The buys make the marketer an outlier in the automotive category, whose Super Bowl presence is down a bit from last year. But it's not surprising Toyota is going big, considering its tight relationship with NBC, which will broadcast Sunday's game. The timing also makes sense with the Olympics starting just days after the Super Bowl. Toyota sat out last year's game.

The automaker released two of its ads today. One 60-second spot, seen here, which will run in the game's first commercial pod after kickoff, is called "Good Odds." It portrays the journey of Canadian Paralympic skier Lauren Woolstencroft from infant to gold medalist.
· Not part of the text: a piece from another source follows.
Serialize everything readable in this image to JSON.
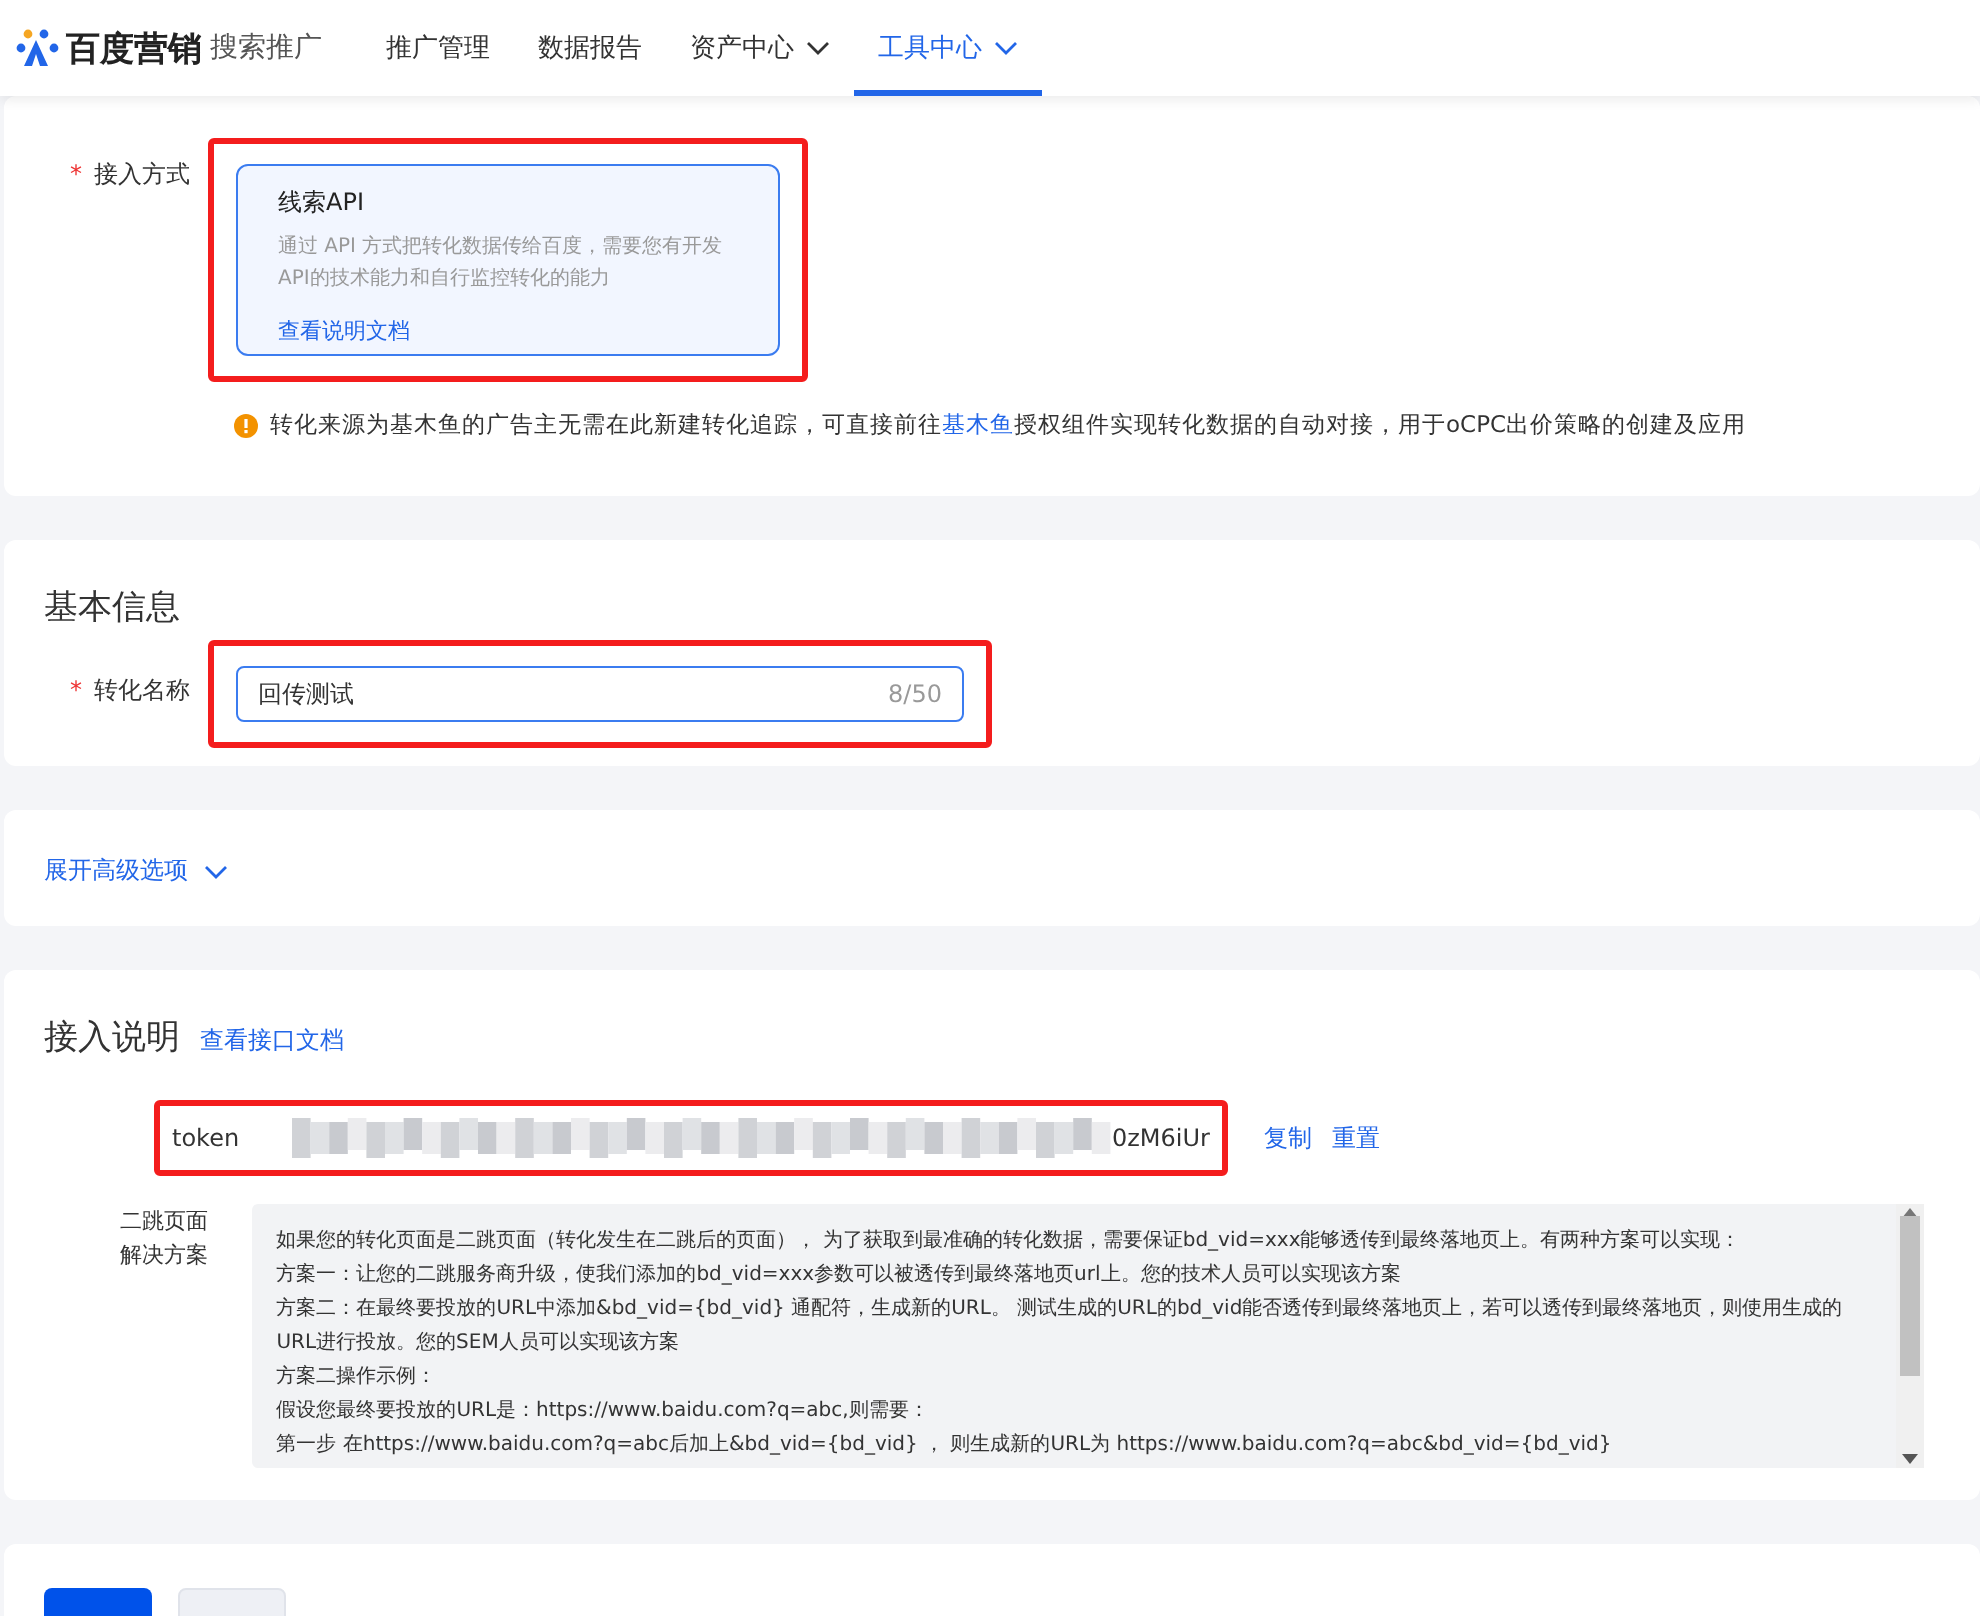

The spot depicts her odds winning a medal declining from astronomical to doable as she perseveres through training, from childhood into adulthood.

The ad continues Toyota's "Start Your Impossible" Olympics campaign that began in October and plugs the company as a "mobility" solutions provider whose goods and services extend beyond cars to include technologies like wearable robotic leg braces. Toyota's traditional car lineup is notably absent from the ad, which ends by declaring that "when we are free to move, anything is possible." The campaign is a dual effort by Saatchi & Saatchi in the U.S. and Dentsu in Tokyo.

A 30-second Olympics spot, which was also released today, is called "Mobility Anthem." It is is a cut-down version of a spot that first aired in November that squeezed 100 people--ages 1 to 100--into a 120-second video that combined scenes of athletic training with Toyota's mobility technologies such as a "human support robot."

Read more about the campaign over at